Still, a recent post by a fellow blogger got me to thinking: Why AM I doing this? Why do I cap off my days of frustration by spelling it out for the world (or at least a very small slice of it) to see? I can’t say I really know. When I began this endeavor, I was merely on the hunt for more eyeballs. Little did I know I’d stumble onto a revolution. Since first committing my thoughts to cyberspace, I’ve made scores of new friends, enjoyed surprising conversations with old ones and reluctantly joined something larger - a movement far more significant than my own tortured confessions. Along the way, I’ve written more than I ever thought possible, even when - like now - I didn’t have an awful lot to say. I guess that makes me the average blogger: a slightly addled, narcissistic wordsmith who merely likes the sound of his own computer keyboard late late at night.

So, motivations (and site meter addictions) aside, I hereby pledge to continue firing off epistles into the blogosphere. Though I cannot vouch for the merit of everything I post, I’m in way too deep to stop now. But please forgive me if I occasionally veer off from sordid tales of the road to indulge in a little curbside self-absorption. Allow me the mixed metaphor, the half-baked thesis, the rambling diatribe best left unshared. You see, I’m just a cynical photog fending off a mid-life crisis with the power of the written word. If that alone is the end result of all this compulsive effort, then I’ll deem this little experiment a success. As to my half dozen faithful readers, I thank you from the bottom of my crusty heart and promise NOT to highlight the past nine months worth of signature blather and hit the ’delete’ button.

Not yet, anyway.

Tuesday, July 05, 2005

Into the Wild

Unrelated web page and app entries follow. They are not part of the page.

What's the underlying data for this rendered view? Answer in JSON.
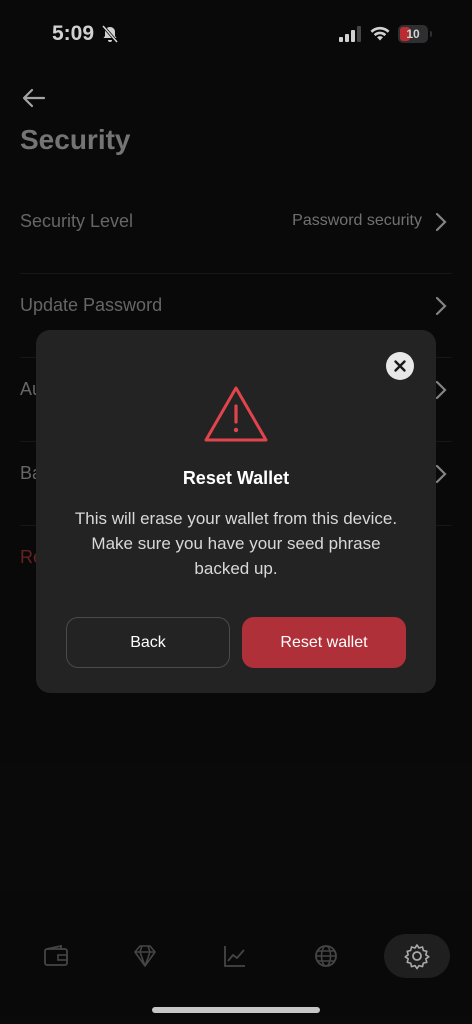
{
  "status_bar": {
    "time": "5:09",
    "battery": "10"
  },
  "header": {
    "title": "Security"
  },
  "rows": [
    {
      "label": "Security Level",
      "value": "Password security"
    },
    {
      "label": "Update Password",
      "value": ""
    },
    {
      "label": "Au",
      "value": ""
    },
    {
      "label": "Ba",
      "value": ""
    },
    {
      "label": "Re",
      "value": ""
    }
  ],
  "modal": {
    "title": "Reset Wallet",
    "message": "This will erase your wallet from this device. Make sure you have your seed phrase backed up.",
    "back_label": "Back",
    "reset_label": "Reset wallet"
  },
  "tabs": [
    "wallet-icon",
    "diamond-icon",
    "chart-icon",
    "globe-icon",
    "gear-icon"
  ],
  "colors": {
    "accent_red": "#b0303a",
    "background": "#0c0c0c",
    "modal_bg": "#232323"
  }
}
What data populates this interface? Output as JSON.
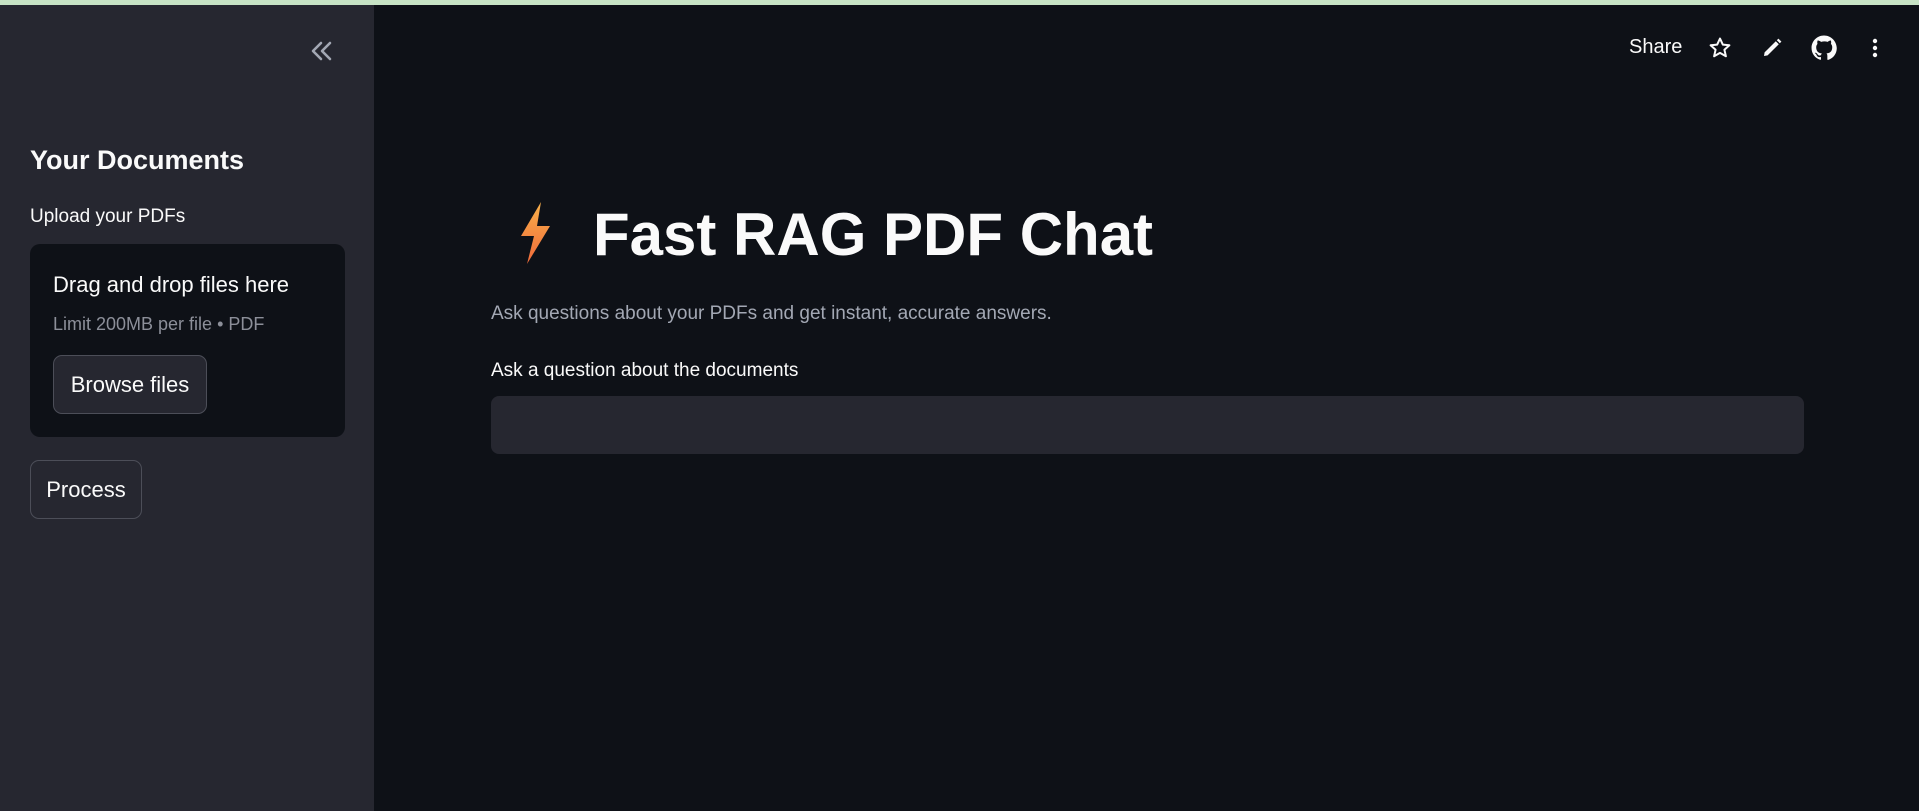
{
  "colors": {
    "top_stripe": "#c7e3c5",
    "sidebar_bg": "#262730",
    "main_bg": "#0e1117",
    "bolt_top": "#f8b04a",
    "bolt_bottom": "#f06a3a"
  },
  "sidebar": {
    "collapse_icon": "double-chevron-left-icon",
    "title": "Your Documents",
    "upload_label": "Upload your PDFs",
    "dropzone": {
      "title": "Drag and drop files here",
      "limit": "Limit 200MB per file • PDF",
      "browse_label": "Browse files"
    },
    "process_label": "Process"
  },
  "toolbar": {
    "share_label": "Share",
    "icons": [
      "star-icon",
      "pencil-icon",
      "github-icon",
      "kebab-menu-icon"
    ]
  },
  "main": {
    "title_icon": "lightning-bolt-icon",
    "title": "Fast RAG PDF Chat",
    "subtitle": "Ask questions about your PDFs and get instant, accurate answers.",
    "question_label": "Ask a question about the documents",
    "question_value": "",
    "question_placeholder": ""
  }
}
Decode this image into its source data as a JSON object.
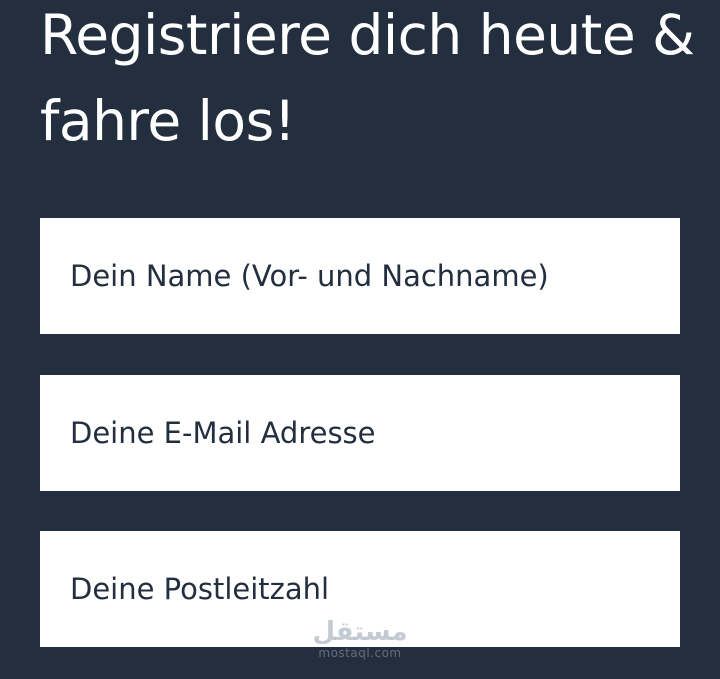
{
  "form": {
    "headline_line1": "Registriere dich heute &",
    "headline_line2": "fahre los!",
    "name_placeholder": "Dein Name (Vor- und Nachname)",
    "email_placeholder": "Deine E-Mail Adresse",
    "zip_placeholder": "Deine Postleitzahl"
  },
  "watermark": {
    "arabic": "مستقل",
    "latin": "mostaql.com"
  },
  "colors": {
    "background": "#232f3f",
    "field_background": "#ffffff",
    "headline_text": "#ffffff",
    "field_text": "#232f3f"
  }
}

In an effort to pull myself from this mid-summer funk, I decided to go to work today (big of me, eh?). No sooner had I saddled up the old news unit when I remembered today's assignment... GEOCACHING! What? You've never heard of this latest high-tech craze? Actually, I was only vaguely aware of it myself until I met a group of local geo-enthusiasts at the always beautiful Salem Lake. Together we traipsed deep into the woods in search of a hidden ammo-can full of knick-knacks that only a gang of GPS-wielding pre-teens could appreciate.

But I'm not bitter! Fact is, I had a pretty good time picking my way through briar patches and poison ivy in the name of television news. It reminded me of all those Greene County marijuana extractions I used to specialize in - except today there weren't any helicopters hovering above the treeline. Instead there were only bloated draginflys and suffocating humidity to make the trip all that more special. What better way to shake off this professional slump?

Self-directed venom aside, I give the Geocachers a thumbs-up. With their hand-held gadgets, cryptic nicknames and endless war stories, I felt like I was hanging with my pals at the crime-tape! I may even look into this Geocaching myself - drop some coin on my own GPS thingie and get the whole family involved. But if it's okay - I think I'll wait until the fall when glorious color fills these rolling hills and heavy air doesn't suck the very breath from your lungs. Until then, I'll be right here in the A.C., sipping overpriced coffee and manning the laptop. You pick your hobby, I'll pick mine.